- **LISTED ENTRIES**:
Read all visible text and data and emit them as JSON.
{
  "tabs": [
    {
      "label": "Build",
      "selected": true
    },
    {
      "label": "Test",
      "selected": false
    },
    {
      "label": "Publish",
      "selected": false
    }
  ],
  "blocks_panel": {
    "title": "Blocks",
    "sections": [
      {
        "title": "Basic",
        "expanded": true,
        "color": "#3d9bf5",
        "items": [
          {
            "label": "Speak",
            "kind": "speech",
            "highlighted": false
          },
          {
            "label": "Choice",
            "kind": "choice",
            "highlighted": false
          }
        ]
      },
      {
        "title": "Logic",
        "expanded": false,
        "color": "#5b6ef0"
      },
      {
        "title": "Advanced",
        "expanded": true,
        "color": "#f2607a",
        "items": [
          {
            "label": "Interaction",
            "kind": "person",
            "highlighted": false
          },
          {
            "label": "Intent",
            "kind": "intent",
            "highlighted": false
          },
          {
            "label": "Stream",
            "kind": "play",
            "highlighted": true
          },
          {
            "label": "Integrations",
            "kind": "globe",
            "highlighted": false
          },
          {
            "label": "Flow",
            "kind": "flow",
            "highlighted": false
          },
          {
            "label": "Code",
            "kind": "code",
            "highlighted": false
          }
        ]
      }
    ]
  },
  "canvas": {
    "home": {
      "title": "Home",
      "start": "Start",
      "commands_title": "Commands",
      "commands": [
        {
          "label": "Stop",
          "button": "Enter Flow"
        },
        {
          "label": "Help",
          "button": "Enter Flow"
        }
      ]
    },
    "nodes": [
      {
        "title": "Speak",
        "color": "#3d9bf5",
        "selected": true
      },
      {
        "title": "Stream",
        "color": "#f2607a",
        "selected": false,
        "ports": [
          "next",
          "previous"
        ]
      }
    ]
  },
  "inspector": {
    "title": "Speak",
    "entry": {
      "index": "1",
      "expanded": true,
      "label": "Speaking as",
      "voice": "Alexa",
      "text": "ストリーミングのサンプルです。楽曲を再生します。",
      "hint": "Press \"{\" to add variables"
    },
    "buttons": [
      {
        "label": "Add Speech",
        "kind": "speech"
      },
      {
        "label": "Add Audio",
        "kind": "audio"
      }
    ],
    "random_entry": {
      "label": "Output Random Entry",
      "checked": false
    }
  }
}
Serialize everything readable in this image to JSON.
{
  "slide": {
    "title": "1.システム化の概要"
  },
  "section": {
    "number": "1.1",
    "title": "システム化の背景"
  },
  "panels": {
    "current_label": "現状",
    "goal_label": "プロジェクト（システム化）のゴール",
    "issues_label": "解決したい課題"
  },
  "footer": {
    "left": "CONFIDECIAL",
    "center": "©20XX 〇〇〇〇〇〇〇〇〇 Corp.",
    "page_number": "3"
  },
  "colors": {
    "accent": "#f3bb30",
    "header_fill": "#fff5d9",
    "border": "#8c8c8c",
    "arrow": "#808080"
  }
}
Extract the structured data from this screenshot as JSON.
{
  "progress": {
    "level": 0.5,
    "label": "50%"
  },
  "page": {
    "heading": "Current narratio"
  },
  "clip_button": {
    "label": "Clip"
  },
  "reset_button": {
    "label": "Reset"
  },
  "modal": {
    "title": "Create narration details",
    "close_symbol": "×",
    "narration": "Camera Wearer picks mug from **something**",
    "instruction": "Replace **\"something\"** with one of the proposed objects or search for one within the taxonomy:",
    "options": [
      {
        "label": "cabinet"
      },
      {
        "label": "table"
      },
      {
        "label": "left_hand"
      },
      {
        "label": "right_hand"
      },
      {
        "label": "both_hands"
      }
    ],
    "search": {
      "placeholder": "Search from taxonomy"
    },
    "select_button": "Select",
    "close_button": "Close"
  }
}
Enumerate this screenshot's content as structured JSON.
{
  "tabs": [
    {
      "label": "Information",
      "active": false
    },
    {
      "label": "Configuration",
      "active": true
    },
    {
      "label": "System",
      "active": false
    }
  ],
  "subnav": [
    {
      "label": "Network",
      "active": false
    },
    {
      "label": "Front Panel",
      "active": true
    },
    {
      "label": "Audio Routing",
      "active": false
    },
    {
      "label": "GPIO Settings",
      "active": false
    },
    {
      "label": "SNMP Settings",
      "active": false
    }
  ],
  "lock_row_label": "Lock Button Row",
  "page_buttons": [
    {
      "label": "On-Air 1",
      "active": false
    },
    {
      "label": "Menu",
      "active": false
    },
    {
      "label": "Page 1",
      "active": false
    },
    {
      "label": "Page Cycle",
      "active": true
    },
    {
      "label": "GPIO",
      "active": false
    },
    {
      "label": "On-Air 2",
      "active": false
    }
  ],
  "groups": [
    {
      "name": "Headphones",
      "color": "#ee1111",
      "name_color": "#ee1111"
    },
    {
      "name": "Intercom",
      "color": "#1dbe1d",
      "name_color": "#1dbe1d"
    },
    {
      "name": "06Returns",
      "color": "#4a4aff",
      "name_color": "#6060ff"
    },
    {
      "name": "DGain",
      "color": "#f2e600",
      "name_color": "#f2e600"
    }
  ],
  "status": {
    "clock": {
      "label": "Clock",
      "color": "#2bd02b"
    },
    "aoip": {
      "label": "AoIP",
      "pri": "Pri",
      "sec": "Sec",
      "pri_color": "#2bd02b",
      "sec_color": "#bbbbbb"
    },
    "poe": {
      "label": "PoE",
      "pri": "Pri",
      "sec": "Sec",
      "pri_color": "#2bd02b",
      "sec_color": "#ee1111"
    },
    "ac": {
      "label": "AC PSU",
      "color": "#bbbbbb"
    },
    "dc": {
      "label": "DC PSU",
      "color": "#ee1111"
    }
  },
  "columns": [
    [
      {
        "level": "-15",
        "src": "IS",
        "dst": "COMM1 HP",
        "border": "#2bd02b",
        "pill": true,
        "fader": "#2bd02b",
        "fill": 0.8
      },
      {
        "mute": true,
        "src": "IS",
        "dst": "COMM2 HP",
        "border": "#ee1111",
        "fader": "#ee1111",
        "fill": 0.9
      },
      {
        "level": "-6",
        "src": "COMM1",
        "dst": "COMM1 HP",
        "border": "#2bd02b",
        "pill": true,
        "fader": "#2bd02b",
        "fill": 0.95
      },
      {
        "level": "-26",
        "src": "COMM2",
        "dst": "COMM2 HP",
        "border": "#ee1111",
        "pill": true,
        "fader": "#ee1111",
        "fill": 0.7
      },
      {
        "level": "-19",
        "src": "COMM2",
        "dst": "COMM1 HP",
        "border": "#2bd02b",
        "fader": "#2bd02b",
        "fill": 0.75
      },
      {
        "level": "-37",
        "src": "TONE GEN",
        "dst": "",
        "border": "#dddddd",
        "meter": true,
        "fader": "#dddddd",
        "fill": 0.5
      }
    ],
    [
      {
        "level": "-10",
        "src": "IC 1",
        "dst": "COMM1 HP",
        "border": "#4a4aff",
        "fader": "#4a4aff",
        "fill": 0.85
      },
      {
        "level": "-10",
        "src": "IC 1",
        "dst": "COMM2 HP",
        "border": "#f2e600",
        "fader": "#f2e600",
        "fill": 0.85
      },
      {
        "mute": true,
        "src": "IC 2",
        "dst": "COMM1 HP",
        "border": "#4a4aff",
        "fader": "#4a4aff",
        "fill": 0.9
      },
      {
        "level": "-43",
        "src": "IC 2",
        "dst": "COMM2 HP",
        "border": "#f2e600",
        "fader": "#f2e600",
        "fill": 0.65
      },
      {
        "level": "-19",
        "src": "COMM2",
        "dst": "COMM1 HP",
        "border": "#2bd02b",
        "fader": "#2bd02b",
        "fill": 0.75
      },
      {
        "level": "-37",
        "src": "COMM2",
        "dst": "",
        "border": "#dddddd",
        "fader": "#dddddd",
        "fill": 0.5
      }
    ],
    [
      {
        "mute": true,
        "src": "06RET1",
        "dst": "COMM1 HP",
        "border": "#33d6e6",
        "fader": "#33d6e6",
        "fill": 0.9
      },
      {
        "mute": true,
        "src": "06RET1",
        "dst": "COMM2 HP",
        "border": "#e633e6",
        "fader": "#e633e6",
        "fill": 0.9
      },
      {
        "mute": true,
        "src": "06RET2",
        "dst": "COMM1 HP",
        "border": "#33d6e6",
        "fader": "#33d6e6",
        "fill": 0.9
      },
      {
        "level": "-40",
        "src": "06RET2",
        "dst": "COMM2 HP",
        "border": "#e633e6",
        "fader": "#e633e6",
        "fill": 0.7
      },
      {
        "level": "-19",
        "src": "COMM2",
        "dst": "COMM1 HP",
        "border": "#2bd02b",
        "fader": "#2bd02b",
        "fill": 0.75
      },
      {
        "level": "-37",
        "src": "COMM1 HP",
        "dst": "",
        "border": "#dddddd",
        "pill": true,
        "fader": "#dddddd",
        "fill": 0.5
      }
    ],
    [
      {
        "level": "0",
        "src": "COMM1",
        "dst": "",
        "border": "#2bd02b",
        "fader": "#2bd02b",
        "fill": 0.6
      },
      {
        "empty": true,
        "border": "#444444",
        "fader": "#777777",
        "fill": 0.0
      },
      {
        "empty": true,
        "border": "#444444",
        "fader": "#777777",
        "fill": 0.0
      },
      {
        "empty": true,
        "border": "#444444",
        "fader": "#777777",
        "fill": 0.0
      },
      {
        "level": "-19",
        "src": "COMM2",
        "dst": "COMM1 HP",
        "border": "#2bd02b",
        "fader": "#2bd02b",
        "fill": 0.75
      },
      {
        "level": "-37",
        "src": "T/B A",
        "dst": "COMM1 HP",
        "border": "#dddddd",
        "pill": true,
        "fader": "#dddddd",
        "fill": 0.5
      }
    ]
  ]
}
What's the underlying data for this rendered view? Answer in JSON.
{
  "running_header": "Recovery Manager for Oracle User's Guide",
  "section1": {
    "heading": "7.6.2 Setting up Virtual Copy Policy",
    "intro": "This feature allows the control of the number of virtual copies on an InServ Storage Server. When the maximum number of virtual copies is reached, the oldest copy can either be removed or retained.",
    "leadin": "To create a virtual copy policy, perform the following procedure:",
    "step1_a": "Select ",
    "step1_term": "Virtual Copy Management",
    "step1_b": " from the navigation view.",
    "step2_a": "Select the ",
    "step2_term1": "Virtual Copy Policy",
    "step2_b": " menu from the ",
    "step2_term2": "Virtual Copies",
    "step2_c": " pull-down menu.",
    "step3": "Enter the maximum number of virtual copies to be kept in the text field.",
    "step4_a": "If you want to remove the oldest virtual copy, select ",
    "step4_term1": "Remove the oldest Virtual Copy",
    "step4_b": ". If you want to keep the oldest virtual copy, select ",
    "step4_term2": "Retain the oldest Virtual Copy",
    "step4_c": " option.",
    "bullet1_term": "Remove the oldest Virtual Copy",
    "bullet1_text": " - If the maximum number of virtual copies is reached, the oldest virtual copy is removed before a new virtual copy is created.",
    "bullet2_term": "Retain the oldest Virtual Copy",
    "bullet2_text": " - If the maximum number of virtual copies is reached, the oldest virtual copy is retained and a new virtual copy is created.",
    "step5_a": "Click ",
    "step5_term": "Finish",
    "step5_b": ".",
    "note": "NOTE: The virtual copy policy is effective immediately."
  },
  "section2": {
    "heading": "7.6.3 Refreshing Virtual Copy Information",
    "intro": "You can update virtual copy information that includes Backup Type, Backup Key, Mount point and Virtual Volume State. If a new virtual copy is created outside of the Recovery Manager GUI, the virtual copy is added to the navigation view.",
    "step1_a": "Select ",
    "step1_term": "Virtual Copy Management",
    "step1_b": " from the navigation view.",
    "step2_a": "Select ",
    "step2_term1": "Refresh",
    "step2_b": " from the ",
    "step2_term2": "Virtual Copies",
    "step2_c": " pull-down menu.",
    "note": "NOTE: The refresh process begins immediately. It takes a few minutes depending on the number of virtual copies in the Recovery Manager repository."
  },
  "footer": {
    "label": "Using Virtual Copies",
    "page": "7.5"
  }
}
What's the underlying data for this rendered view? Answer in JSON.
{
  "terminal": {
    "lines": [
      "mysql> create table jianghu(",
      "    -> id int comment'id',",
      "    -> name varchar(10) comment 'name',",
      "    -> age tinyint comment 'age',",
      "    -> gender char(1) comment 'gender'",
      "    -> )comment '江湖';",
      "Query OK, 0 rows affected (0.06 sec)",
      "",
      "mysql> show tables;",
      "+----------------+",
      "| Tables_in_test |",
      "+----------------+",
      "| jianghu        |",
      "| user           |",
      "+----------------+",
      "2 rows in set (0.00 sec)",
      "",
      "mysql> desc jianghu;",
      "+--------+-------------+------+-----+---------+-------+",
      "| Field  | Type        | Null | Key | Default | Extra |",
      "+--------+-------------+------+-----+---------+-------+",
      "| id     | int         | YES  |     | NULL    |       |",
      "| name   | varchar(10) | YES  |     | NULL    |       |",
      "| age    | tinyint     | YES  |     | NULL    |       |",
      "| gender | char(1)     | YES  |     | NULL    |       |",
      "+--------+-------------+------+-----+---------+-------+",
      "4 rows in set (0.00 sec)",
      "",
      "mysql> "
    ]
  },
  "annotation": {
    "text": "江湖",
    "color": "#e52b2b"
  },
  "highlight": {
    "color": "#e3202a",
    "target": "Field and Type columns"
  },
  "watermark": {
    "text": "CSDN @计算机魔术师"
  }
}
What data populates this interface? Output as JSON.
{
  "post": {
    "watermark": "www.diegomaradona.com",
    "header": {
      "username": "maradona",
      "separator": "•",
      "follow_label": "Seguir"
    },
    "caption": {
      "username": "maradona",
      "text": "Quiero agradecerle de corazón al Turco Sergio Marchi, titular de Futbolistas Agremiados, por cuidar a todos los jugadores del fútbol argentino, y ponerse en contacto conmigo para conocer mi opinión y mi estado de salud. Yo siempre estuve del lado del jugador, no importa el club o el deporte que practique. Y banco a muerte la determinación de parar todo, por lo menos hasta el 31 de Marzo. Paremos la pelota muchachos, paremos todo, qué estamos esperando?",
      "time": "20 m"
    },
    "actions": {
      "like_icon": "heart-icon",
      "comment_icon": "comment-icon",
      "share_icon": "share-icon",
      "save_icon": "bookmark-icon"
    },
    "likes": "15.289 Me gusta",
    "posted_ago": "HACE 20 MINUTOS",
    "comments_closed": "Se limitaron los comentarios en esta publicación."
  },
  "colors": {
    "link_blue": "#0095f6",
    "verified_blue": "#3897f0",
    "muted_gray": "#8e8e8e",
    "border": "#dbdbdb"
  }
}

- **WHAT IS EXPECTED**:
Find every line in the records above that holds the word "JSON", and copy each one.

- **SOLUTION TO THIS TASK**:
Read all visible text and data and emit them as JSON.
Serialize everything readable in this image to JSON.
Extract the structured data from this screenshot as JSON.
Enumerate this screenshot's content as structured JSON.
What's the underlying data for this rendered view? Answer in JSON.
What's the underlying data for this rendered view? Answer in JSON.
What data populates this interface? Output as JSON.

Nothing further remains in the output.